The day after a court struck a blow to his administration’s reforms of the state’s auto insurance residual market, the powerful independent agents’ lobby also pulled the rug out from under some of Gov. Mitt Romney’s other key reforms.
The Massachusetts Association of Insurance Agents came out yesterday in opposition to Romney’s plan to introduce a form of competitive rating in place of the current system of state-set uniform rates.
“While MAIA does and will support many aspects of Gov. Romney’s auto insurance reform legislation, such as an increase in the tort threshold, limitations on certain medical services, anti-fraud measures, enhanced driver education programs and glass coverage deductibles, we will not support the provision of his bill that would institute competitive rating for private passenger auto insurance,” Frank Mancini, president and chief executive officer of MAIA, wrote in a position statement to members.
Romney has proposed providing up to a five percent discount to good drivers with clean records while permitting auto insurers to set other rates up to a cap of 15 percent on liability coverage.
The 15 percent ceiling on rate increases would apply only to liability coverages, not to comprehensive and collision coverages. Also, the bill would free insurers to use their own rating criteria and would no longer prohibit the use of age and gender in insurer rating formulas as current law does.
Romney’ plan also includes other changes designed to help remove costs from the system and fund the $150 million rate rollback for good drivers. These include a hike in the personal injury tort threshold from $2000 to $4000, a limit on chiropractic and other non-medical visits, and a fee schedule for reimbursing all medical providers similar to that utilized in the workers compensation system.
“With so few insurers doing business here, we can no longer pretend that our system is healthy and benefiting our citizens. This bill brings the flexibility to our system that exists everywhere else,” Romney said in announcing his plan. “It attacks fraud and excessive treatment costs, gives our good drivers some immediate rate relief and provides insurers with flexibility to charge rates that reflect driver’s records.”
MAIA’s Mancini said that Romney’s goal of rewarding good drivers could be accomplished without dismantling the current rating structure.
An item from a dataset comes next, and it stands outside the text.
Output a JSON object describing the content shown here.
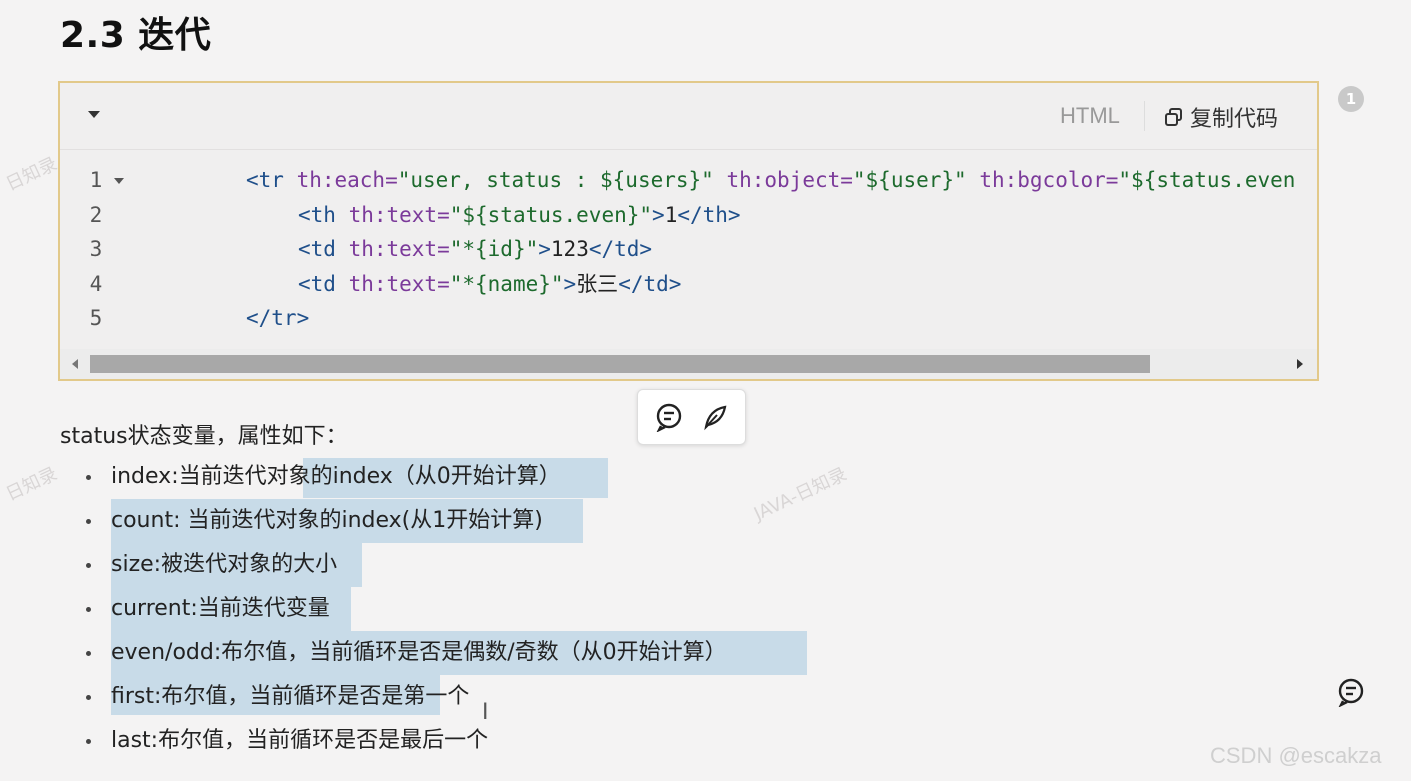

He said this could be done using good driver rate deviations and bad driver penalties in the Safe Driver Insurance Plan, a combination that produced competition for good drivers in the 1990s.
“The combination of the increased use of step-deviations and enhanced penalties in the SDIP will reach the same goal Gov. Romney hopes to reach with his competitive rating plan, while leaving in place premium protections for urban, inexperienced, youthful and senior drivers that would likely disappear in a competitive rating environment,” the MAIA statement pointed out.
The Massachusetts rating system provides premium subsidies for urban, inexperienced, youthful and senior drivers. These subsidies apply to both good and bad drivers falling into certain age or geographic categories.
While Romney’s plan seeks to eliminate much of the subsidy good drivers pay for bad, it does not attempt to remove the subsidies suburban drivers pay for urban drivers.
“Is there a corresponding benefit for those drivers who pay a little extra to maintain affordable premiums for the subsidized drivers— drivers, who in many cases, may go uninsured if premiums became unaffordable? MAIA believes there is,” MAIA asked and answered.
MAIA noted that the state has among the lowest uninsured motorists populations and premium.
According to MAIA, the real problem in the state’s auto program is the “unfair and archaic” residual market, not the rating system. “As competition was raging in the late 1990’s by the way of step-deviations and group discounts, companies were still abandoning Massachusetts and pointing to the residual market as the reason,” Mancini claimed.
But efforts to change the much-criticized residual market plan are in limbo following a Superior Court decision this week that Insurance Commissioner Julianne Bowler exceeded her authority last December when she ordered the creation of an assigned risk plan known as the Massachusetts Assigned Insurance Plan to replace the current reinsurance facility known as Commonwealth Auto Reinsurers. Commerce Insurance, Arbella Mutual, the Center for Insurance Research and a handful of insurance agents brought the suit that scuttled the Bowler plan.
The court found that the legislature never intended to give the commissioner authority to establish an assigned risk plan and, in fact, it intentionally moved away from such a structure when it created CAR in 1973. Bowler, backed by Attorney General Tom Reilly and proponents of the new plan, had argued that a 1983 law amending the original 1973 CAR legislation permitted her action. But Judge Ralph Gants dismissed that notion.
“She is wrong. As is plain from the history of this statute….there is nothing in the 1983 legislation that suggests any legislative intent to permit the Commissioner to re-establish an Assigned Risk Plan that the Legislature had specifically disestablished ten years earlier,” Gants wrote.
The court did not rule on the specifics or wisdom of Bowler’s MAIP plan but only on her authority to impose it without legislative approval.
No decision has been made whether to appeal the court ruling.
As for MAIA, it promised to keep residual market reform a priority and be part of any debate over what should be done next.